- TASK TO COMPLETE
If a line below contains "name", count it; then state how many such lines there are, and nothing else.

- DATASET RECORDS
↓↓↓

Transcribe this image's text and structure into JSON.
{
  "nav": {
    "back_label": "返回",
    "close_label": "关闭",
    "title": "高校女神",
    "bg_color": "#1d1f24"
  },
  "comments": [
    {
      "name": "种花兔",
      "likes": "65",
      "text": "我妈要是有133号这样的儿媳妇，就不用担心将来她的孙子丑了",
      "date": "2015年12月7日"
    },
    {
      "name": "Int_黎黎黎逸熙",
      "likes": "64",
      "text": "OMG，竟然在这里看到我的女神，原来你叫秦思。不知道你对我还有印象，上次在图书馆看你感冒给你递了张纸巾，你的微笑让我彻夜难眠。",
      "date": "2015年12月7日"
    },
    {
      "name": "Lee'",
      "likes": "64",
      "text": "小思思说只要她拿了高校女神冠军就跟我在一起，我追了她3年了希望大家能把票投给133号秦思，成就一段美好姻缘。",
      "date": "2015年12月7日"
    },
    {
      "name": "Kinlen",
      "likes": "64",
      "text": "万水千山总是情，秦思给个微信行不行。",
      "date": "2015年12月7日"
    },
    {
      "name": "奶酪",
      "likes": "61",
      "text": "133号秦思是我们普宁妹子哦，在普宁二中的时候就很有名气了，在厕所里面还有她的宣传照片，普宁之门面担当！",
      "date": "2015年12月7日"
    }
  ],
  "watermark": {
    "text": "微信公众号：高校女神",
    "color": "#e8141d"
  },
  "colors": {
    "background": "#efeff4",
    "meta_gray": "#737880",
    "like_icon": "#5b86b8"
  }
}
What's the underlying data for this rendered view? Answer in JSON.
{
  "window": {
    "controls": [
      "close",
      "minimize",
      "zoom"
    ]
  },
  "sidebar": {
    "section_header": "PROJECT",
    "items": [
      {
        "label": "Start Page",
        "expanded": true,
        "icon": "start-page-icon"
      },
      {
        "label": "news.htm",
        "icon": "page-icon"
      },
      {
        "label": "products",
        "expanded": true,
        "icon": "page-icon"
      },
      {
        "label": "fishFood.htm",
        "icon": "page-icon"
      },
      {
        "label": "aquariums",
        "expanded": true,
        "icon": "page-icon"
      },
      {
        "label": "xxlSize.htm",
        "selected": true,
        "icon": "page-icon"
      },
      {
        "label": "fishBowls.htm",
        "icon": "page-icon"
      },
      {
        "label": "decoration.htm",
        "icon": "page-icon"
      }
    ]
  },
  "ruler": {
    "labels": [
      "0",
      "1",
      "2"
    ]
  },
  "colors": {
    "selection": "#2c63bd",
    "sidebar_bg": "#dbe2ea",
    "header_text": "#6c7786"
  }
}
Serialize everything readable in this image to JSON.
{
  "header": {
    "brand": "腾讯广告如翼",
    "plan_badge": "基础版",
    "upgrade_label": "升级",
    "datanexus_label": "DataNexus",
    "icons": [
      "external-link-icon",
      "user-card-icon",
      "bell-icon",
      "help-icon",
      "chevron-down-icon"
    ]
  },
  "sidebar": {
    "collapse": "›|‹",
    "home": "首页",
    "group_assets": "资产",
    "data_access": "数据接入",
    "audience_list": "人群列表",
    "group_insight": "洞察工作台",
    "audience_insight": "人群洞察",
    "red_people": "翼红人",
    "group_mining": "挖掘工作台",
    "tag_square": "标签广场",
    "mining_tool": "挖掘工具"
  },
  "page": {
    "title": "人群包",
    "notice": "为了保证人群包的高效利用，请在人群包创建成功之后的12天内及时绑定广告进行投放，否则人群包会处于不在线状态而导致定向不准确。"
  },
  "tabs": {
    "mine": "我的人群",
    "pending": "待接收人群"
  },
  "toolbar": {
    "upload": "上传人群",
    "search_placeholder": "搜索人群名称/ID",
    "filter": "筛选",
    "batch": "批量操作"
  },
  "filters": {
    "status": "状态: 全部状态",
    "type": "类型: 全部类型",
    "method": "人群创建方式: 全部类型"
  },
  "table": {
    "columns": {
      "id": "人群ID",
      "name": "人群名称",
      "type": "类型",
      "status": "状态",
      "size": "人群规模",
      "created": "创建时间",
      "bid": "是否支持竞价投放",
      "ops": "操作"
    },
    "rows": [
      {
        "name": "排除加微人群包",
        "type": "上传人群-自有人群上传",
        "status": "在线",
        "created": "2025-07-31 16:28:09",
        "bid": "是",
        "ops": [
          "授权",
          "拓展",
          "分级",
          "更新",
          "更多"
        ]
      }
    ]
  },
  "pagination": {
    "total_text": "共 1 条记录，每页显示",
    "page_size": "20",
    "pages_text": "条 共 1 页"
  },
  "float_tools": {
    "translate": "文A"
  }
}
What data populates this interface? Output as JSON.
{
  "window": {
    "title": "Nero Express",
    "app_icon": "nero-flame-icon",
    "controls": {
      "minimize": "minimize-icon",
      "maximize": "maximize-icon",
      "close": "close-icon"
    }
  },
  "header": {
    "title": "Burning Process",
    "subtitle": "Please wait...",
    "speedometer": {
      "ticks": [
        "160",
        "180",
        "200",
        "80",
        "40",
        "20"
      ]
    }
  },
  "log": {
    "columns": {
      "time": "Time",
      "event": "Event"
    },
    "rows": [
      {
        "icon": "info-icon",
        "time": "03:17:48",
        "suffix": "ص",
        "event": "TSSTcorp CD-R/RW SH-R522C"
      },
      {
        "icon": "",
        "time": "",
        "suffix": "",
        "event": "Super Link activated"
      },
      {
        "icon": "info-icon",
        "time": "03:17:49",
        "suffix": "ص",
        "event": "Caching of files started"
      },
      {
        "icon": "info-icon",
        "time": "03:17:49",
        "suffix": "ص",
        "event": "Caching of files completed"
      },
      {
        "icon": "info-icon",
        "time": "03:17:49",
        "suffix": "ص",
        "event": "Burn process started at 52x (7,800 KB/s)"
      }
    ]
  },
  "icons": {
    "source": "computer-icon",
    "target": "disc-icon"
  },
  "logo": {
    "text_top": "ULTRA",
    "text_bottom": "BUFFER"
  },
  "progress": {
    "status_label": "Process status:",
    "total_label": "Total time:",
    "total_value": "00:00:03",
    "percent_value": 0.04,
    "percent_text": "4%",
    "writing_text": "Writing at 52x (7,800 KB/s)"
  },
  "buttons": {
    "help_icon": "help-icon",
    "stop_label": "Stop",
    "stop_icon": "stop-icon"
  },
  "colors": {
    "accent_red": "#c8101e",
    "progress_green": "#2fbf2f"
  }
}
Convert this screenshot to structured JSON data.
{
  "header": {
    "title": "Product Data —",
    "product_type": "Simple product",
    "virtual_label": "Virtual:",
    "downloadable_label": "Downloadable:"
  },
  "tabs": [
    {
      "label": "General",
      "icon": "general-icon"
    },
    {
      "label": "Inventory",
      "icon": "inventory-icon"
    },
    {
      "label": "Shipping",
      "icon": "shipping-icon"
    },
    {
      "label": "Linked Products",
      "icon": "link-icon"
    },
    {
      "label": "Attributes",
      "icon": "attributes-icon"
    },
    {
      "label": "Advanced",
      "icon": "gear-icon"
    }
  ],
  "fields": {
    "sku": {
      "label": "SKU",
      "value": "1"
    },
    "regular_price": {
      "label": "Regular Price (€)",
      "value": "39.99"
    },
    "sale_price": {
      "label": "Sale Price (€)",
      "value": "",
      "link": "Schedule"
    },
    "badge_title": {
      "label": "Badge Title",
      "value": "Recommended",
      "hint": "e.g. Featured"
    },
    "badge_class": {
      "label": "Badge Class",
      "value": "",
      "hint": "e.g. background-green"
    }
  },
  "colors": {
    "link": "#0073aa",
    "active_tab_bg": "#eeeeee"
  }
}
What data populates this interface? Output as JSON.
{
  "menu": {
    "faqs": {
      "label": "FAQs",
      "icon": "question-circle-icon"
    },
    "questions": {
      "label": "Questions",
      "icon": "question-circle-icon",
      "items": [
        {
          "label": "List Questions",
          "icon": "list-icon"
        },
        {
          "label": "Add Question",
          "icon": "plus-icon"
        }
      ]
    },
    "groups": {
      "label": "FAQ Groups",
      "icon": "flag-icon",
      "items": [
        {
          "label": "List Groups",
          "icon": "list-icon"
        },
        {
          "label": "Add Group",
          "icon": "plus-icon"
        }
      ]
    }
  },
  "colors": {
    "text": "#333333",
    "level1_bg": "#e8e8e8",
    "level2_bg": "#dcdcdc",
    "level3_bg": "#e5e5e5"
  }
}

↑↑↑

- RESULT OF THIS EXERCISE
7